Letter to Countess Giulietta Guicciardi

The Austrian Countess Giulietta Guicciardi was 18 years old when Beethoven dedicated to her the piano sonata No. 14 in C sharp minor (later popularly known as Moonlight) written in 1801 and published in 1802.

The young Giulietta took piano lessons with the composer, and these texts reveal the feelings that were born between them. However, the relationship did not prosper in the face of opposition from the countess's family.

250th anniversary

Ludwig van Beethoven


July 6, 1800


Only a few words today, written with a pencil (your own). My residence cannot be settled till tomorrow. What a tiresome loss of time! Why this deep grief when necessity compels? -can our love exist without sacrifices, and by refraining from desiring all things?-. Can you alter the fact that you are not wholly mine, nor I wholly yours?

Ah! contemplate the beauties of Nature, and reconcile your spirit to the inevitable. Love demands all, and has a right to do so, and thus it is I feel towards you and you towards me; but you do not sufficiently remember that I must live both for you and for myself. Were we wholly united, you would feel this sorrow as little as I should.

My journey was terrible. I did not arrive here till four o'clock yesterday morning, as no horses were to be had. The drivers chose another route; but what a dreadful one it was! At the last stage I was warned not to travel through the night, and to beware of a certain wood, but this only incited me to go forward, and I was wrong. The carriage broke down, owing to the execrable roads, mere deep rough country lanes, and had it not been for the postilions I must have been left by the wayside. Esterhazy, travelling the usual road, had the same fate with eight horses, whereas I had only four. Still I felt a certain degree of pleasure, which I invariably do when I have happily surmounted any difficulty.

But I must now pass from the outer to the inner man. We shall, I trust, soon meet again; today I cannot impart to you all the reflections I have made, during the last few days, on my life; were our hearts closely united forever, none of these would occur to me. My heart is overflowing with all I have to say to you. Ah! there are moments when I find that speech is actually nothing. Take courage! Continue to be ever my true and only love, my all! as I am yours. The gods must ordain what is further to be and shall be!
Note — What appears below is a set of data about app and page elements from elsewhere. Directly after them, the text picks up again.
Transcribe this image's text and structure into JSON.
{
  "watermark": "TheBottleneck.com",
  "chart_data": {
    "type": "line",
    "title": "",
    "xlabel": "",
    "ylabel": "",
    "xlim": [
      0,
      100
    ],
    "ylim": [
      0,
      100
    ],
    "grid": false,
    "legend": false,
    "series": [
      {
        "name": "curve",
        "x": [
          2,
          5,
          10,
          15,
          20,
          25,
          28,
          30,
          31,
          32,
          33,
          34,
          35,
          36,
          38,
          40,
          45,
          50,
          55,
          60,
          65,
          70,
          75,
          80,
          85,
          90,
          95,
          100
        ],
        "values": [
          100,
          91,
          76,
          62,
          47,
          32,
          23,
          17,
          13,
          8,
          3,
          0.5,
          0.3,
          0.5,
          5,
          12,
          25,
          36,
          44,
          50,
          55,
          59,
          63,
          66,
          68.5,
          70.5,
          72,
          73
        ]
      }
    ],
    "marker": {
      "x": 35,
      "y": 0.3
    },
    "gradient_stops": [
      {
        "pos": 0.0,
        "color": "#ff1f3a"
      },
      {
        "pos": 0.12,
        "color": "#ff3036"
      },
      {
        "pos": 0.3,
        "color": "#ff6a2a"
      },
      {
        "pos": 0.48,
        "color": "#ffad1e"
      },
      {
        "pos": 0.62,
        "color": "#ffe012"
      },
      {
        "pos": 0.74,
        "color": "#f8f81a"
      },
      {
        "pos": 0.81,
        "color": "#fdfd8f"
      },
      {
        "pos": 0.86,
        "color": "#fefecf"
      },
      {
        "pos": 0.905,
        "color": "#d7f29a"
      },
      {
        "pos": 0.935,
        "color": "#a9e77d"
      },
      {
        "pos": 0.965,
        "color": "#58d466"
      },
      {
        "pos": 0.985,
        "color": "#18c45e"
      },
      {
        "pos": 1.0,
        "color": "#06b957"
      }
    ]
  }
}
Your faithful

July 7, 1800


Even before I rise, my thoughts throng to you, my immortal beloved! -sometimes full of joy, and yet again sad, waiting to see whether Fate will hear us-. I must live either wholly with you, or not at all. Indeed I have resolved to wander far from you till the moment arrives when I can fly into your arms, and feel that they are my home, and send forth my soul in unison with yours into the realm of spirits. Alas! it must be so! You will take courage, for you know my fidelity. Never can another possess my heart -never, never! Oh, heavens! Why must I fly from her I so fondly love? And yet my existence in W. was as miserable as here. Your love made me the most happy and yet the most unhappy of men. At my age, life requires a uniform equality; can this be found in our mutual relations? My angel! I have this moment heard that the post goes every day, so I must conclude, that you may get this letter the sooner. Be calm! for we can only attain our object of living together by the calm contemplation of our existence. Continue to love me. Yesterday, today, what longings for you, what tears for you! for you! for you! my life! my all! Farewell! Oh! love me forever, and never doubt the faithful heart of your lover, L.

Ever thine.
Ever mine.
Ever each other's.